#### Task details:
Could you work out how many lines of the material below hold "icon"? Only the number is needed.

_ _ _ _ _ _ _

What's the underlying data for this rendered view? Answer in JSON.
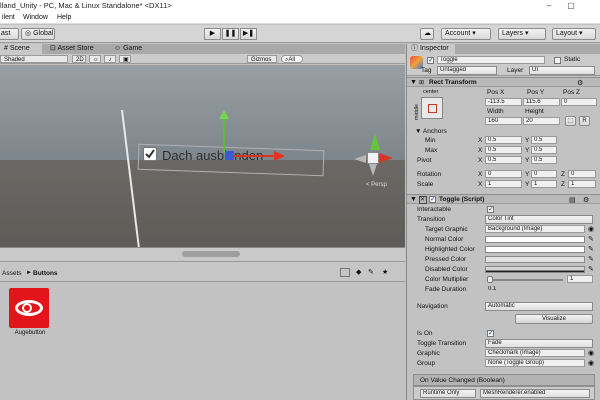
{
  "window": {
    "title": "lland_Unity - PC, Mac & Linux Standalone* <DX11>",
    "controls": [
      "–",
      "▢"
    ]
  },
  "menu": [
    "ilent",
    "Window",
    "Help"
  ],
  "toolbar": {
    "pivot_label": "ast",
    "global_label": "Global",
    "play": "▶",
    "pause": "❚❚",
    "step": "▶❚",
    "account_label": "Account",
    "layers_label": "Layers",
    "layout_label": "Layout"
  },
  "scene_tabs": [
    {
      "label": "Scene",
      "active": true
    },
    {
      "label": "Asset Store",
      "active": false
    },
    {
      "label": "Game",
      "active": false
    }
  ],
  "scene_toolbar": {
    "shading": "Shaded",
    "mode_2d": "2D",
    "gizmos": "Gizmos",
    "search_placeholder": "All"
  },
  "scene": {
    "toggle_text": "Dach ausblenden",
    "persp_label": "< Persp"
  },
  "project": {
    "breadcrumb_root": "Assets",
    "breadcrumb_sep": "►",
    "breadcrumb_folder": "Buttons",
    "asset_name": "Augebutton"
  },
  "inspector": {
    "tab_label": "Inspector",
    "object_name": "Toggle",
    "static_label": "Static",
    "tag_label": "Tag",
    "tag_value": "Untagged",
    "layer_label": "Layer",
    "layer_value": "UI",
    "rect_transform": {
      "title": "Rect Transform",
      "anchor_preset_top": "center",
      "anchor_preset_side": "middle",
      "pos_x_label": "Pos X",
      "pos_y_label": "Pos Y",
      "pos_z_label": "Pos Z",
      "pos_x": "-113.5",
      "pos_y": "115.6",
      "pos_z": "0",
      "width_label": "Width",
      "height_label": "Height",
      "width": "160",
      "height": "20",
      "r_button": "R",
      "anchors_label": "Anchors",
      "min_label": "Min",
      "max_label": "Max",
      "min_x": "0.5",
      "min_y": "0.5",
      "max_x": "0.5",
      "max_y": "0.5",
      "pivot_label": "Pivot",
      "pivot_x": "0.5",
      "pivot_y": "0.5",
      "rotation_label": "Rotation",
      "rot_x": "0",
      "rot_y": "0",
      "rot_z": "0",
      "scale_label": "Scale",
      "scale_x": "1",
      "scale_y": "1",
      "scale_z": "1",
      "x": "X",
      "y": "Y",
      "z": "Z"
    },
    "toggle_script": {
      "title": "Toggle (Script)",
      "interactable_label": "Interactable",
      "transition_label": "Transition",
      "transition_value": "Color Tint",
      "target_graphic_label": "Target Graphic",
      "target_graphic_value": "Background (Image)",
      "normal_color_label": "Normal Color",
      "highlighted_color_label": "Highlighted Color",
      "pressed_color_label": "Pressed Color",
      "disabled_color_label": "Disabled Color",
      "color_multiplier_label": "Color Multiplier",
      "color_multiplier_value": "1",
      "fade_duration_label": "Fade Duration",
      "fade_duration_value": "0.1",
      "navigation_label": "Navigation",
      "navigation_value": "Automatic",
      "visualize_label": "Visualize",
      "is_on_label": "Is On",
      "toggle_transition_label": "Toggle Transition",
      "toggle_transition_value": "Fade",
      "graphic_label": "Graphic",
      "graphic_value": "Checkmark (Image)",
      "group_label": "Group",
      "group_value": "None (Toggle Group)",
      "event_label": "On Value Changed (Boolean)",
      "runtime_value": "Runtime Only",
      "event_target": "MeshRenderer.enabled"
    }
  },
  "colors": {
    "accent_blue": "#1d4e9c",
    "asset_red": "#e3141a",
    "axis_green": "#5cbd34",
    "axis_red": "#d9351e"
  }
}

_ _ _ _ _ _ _

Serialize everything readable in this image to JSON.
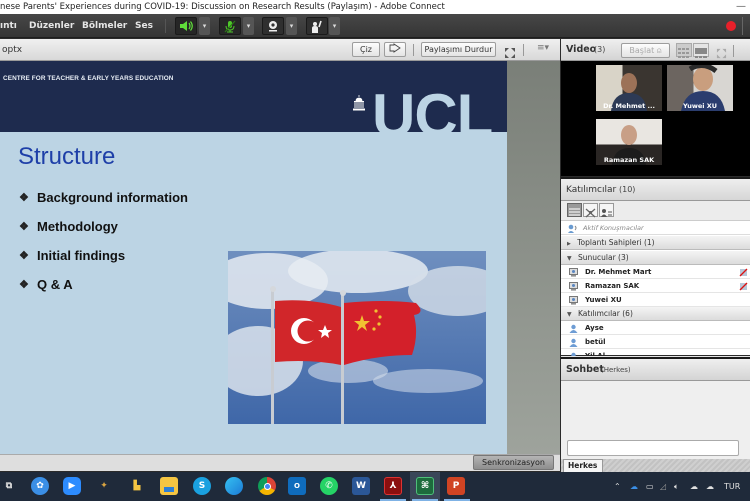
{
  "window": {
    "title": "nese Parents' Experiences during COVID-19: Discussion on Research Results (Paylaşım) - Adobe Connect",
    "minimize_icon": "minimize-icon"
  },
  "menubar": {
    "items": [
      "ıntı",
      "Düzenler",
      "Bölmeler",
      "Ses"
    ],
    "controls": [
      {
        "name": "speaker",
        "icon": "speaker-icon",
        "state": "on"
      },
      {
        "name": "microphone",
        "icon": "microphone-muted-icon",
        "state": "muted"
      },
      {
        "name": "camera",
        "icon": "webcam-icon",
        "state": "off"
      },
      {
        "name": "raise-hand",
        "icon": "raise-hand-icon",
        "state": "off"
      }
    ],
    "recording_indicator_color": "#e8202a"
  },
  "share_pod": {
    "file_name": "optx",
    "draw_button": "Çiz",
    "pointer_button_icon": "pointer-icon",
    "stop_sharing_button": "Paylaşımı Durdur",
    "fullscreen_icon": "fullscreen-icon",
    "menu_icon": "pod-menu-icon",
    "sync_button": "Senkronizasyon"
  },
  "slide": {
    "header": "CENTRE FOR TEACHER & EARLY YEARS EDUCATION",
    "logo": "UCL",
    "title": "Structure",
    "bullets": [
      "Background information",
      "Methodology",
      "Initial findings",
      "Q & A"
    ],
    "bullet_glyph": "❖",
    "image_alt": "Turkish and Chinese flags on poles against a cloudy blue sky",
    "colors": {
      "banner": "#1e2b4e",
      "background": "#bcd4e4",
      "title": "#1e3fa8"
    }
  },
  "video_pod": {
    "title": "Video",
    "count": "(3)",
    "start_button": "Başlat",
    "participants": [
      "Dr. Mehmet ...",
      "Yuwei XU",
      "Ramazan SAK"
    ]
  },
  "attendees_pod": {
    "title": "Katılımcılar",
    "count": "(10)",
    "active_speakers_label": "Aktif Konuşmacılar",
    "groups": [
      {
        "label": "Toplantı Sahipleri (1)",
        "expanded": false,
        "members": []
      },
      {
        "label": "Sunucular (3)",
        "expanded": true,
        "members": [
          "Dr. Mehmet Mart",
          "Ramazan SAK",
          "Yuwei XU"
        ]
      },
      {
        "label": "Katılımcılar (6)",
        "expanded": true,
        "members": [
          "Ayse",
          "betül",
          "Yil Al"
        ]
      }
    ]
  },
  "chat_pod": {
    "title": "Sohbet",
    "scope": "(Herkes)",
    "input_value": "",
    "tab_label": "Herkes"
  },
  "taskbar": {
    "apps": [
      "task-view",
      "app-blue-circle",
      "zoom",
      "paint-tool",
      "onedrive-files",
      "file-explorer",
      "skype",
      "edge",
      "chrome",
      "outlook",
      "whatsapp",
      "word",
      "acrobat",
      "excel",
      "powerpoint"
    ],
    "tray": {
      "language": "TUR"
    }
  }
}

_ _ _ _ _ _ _

#### Exercise result:
8